Fine Liners: 4 Sets You Need In Your Stash

Pigment fine liner pens are a must have to every letterer, calligrapher and artist! With so many uses, the pens are perfect for faux calligraphy, lettering and learning the anatomy of letters (especially sans serif and serif letters), and illustration.

Recently, florals have been a popular addition to lettering and adding depth to compositions. Finding the perfect fine liner pen to fit your composition needs is difficult to-say-the-least, when there are so many brands and options to experiment with.

Let me help.

This month, I bought four different packages and brands of pigment, black fineliner pens to experiment with. Many letters use one over the other based on preference, but I wanted to see if there was truly a difference in the pens themselves. However, this is still only an opinion, but using the pens side-by-side helped to determine what sets each brand apart as a useful tool.

  1. Staedtler Pigment Liners, 6-pack
  2. Sakura Pigma Micron liners, 6-pack
  3. Faber-Castell 8 PITT artist pens, 8-pack
  4. Tombow Mono drawingpens, 3-pack

Using many different types of paper over the course of almost a month, I was able to decide for myself which pens I like for which purposes. For each pen, I will first talk about the writing on the package (so many different languages) and what it means, then I will talk about my experience writing with it.

So let’s take a look!

Staedtler Pigment Liners


Staedtler pens are made in Germany and are waterproof. The packaging states they are indelible, meaning making marks that cannot be removed, waterproof on paper and light resistant. As pictured, I love how the pens come in a durable case for easy storage and travel.

The pen also holds the Approved Product (AP) seal from The Art and Creative Materials Institute, Inc. (ACMI). This company “identifies art materials that are safe and that are certified in a toxicological evaluation by a medical expert to contain no materials in sufficient quantities to be toxic or injurious to humans, including children or to cause acute or chronic health problems.”
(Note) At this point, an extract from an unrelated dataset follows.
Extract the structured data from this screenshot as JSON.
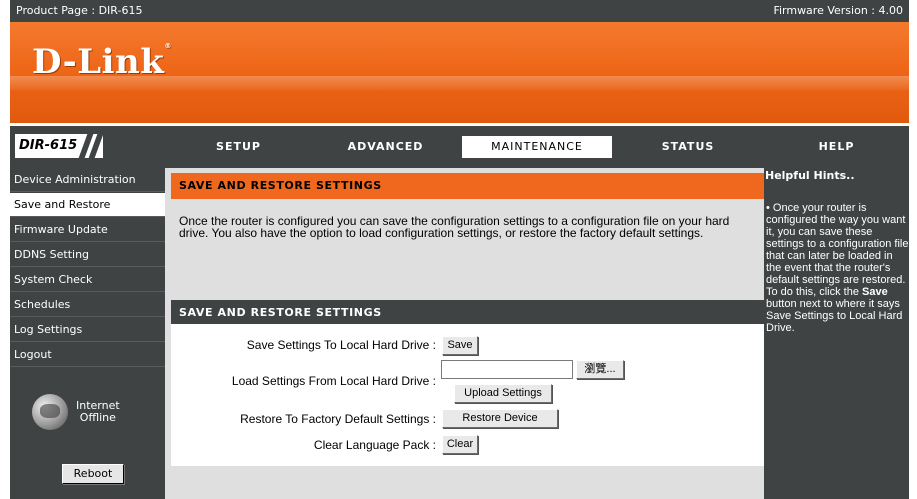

Staedtler pens are popular among many letters I know. For me, they quickly became one of my favorite pen sets to use. Many fine liner pens have different labeled sizes. All are monoline pens. They draw on many different papers smoothly.

Sakura Micron


Sakura Micron pens are made in Japan and are waterproof. The pen’s packaging states they are micro pigment ink for waterproof and fade proof fine lines. Micron pens are also AP certified so that verifies the pen to lack materials that would be toxic of injurious to adults and children as stated by the ACMI. Without a durable case option, it’s hard for me to bring these pens with me. Finding a case for six pens and a few brush pens is much harder.

Microns were the first fine liner pens I owned. I’ve used them, many times in art classes throughout my middle-school days. They are hard, durable pens that are good for multi-surface use. They are possible to use with multimedia arts. Therefore, they are harder, a little tough and can hold up against different application uses.



Faber-Castell PITT pens are are made in Germany. The packaging states they are made of Indian ink waterproof, permanent, maximum lightfastness, odorless, acid-free and pH-neutral.

In the package you receive eight pens: 4 fine liners, a brush pen, a soft brush pen, a soft chisel pen and a bullet nib pen. As pictured, I love how the pens come in a durable case for easy storage and travel.

These pens were my first crush with pens so-to-speak. The variety in the package makes it easy to color in letters or backgrounds, draw brush letters and still be able to illustrate and use the fine liner pens for small details and touch ups. These pens along with  the Staedtler pens are my go-to for floral illustrations.

Tombow Mono Drawing Pens

Tombow Mono drawing pens are made in Japan. The packaging is simply designed and states the pen is a water-based, pigment ink marker. Even though these pens do not come in a durable storage case option, there are only three pens which I find easier to carry around, unlike the Sakura Micron pens.

This could make one assume they are not waterproof, because of the water-based nature. However, because they are quick-drying pens, when I used the pen and painted with watercolors on top, the pen didn’t smudge. Also, because there are only three pens, there isn’t much need for a durable storage option when sold or used.

I love using the Mono Drawing pens for stipple art, and simple, modern illustration drawings and bullet journaling, but without more thickness options, I have stayed away from them when drawing florals. I love doing simple line lettering with these pens as well.


I hope this blog post has been helpful to you when deciding what pigment pen will be best for your art adventures! Sign up here to subscribe to the email list to hear about future blog posts and more.

If you have an experience with pigment pens, I would love to hear about it. You can email me, fill out the contact form on my website, or direct message me on Instagram. Happy lettering!

Leave a Reply

Your email address will not be published.